relieved and joined our regiment at 1 p. m. the 3rd instant about 2 miles from Corinth, immediately after which the regiment, under command of Lieutenant-Colonel Robbins, was ordered to march around to the right, following our old line of breastworks, in the direction of the Chewalla road, our position in the brigade being the third battalion from the right. Shortly after crossing the road we were halted and formed a line of battle upon a ridge. About the same time the right of the brigade became engaged with the enemy. In front of the right wing of my regiment, in the follow, was an Iowa regiment engaged with the enemy. My position upon the ridge being exposed to the long-range guns of the enemy and left wing becoming engaged and the right wing not engaged, on account of the Iowa regiment being in front, and the lieutenant-colonel being wounded, at this juncture I ordered the regiment forward across the hollow, partially massing the right wing with the left wing of the Iowa regiment. The regiment now became generally engaged. The enemy commenced getting around my left flank, and in fact had, and were enfilading us. A change from front to rear on my first company at this time was necessary; but the Forty-seventh Illinois Volunteers had closed into my rear so near and thick wood and ground was such that it would have been almost impossible to have executed the movement to any advantage.

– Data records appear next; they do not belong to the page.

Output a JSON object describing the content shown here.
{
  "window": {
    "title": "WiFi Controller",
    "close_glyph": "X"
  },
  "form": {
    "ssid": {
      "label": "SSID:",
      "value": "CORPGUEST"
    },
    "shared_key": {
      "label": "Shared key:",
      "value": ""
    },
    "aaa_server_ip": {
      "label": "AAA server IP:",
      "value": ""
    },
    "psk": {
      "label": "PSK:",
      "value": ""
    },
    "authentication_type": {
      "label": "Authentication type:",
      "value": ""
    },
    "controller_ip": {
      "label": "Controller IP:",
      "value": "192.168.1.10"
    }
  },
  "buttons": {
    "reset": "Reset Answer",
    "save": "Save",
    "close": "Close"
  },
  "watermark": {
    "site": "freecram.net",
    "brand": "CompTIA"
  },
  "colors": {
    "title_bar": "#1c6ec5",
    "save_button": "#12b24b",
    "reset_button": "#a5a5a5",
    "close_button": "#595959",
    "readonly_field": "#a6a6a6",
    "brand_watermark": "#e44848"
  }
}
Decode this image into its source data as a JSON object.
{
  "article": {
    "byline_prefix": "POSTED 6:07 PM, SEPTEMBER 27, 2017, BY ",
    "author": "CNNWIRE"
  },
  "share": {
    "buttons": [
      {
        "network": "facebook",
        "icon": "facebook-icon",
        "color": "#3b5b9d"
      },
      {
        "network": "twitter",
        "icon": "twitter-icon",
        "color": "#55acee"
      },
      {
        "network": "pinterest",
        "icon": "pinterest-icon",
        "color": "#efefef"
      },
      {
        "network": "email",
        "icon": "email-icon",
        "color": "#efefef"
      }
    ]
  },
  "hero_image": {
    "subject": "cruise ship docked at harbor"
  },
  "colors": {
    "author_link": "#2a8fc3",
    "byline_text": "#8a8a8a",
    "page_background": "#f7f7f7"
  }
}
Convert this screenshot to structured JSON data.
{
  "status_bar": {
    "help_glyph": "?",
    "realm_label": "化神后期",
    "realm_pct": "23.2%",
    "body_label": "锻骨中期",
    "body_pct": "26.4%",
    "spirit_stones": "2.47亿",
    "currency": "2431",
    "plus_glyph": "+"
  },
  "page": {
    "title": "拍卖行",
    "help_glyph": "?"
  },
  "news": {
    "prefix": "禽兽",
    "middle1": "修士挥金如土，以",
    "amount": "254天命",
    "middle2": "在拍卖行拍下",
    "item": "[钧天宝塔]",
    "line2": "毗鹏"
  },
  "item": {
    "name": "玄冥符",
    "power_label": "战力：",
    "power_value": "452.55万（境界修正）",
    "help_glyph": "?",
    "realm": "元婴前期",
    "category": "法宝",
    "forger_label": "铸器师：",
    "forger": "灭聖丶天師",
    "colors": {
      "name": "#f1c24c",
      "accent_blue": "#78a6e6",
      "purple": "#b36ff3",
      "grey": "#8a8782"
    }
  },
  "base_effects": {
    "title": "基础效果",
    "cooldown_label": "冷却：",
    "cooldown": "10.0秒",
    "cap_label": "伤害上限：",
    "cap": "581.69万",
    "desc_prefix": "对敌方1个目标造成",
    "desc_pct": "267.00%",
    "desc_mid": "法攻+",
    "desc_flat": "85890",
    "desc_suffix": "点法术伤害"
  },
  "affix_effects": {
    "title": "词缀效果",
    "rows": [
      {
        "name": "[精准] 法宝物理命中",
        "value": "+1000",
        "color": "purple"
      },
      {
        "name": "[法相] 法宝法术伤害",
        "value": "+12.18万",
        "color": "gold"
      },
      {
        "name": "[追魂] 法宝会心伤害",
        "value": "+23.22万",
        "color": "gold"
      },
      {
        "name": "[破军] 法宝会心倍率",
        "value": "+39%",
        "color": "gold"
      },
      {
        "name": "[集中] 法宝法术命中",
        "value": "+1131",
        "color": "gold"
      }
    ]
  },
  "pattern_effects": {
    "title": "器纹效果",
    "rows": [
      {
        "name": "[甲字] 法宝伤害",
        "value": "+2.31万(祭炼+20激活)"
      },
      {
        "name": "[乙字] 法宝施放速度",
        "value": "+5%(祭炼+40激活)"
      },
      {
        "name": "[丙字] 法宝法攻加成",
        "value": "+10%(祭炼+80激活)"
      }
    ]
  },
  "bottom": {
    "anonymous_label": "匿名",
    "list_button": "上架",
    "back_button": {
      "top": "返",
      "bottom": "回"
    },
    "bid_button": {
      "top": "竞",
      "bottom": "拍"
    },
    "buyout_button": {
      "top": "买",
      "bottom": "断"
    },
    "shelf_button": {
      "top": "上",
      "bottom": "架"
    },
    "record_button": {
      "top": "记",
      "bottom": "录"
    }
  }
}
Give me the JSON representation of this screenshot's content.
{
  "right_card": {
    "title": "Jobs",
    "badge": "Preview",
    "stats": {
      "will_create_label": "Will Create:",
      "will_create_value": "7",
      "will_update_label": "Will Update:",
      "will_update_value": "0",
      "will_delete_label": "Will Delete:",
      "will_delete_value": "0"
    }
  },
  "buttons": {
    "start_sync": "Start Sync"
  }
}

I then ordered my regiment to march to the ridge originally occupied by us. I had proceeded but a short distance when a ball shattered my revolver, which I held in my hand, and at the same instant I was wounded in the shoulder-blade with a missile, rendering me senseless, and was taken from the field. The senior officer, Captain Britton, informs me that he received with the regiment in good order, with the balance of the line, to our fortifications, at which place I rejoined the regiment in the evening.
The next day (4th) our position was upon the extreme left of General Stanley's division between Forts --- and ---. At 11 a. m. I was ordered to send two companies to our front, in our abatis, as skirmishers Shortly after this the remaining companies of my regiment and the Twenty-sixth Illinois were led by General Stanley away to the right to support General Davies. Subsequently General Rosecrans ordered me to double my column upon the center, in which position I remained during the night.
I can truthfully state, colonel, that the officers and men, particularly Captain Dawes, who was wounded in the first day's action, behaved as soldiers should.
With much respect, colonel, your obedient servant,
J. W. JEFFERSON,
Commanding Second Brigadier, Second Div., Army of the Miss.
Report of Captain Nelson T. Spoor, Second Iowa Battery.
CAMP SECOND IOWA BATTERY,
October 9, 1862.
COLONEL: In obedience to your orders of this date I submit the following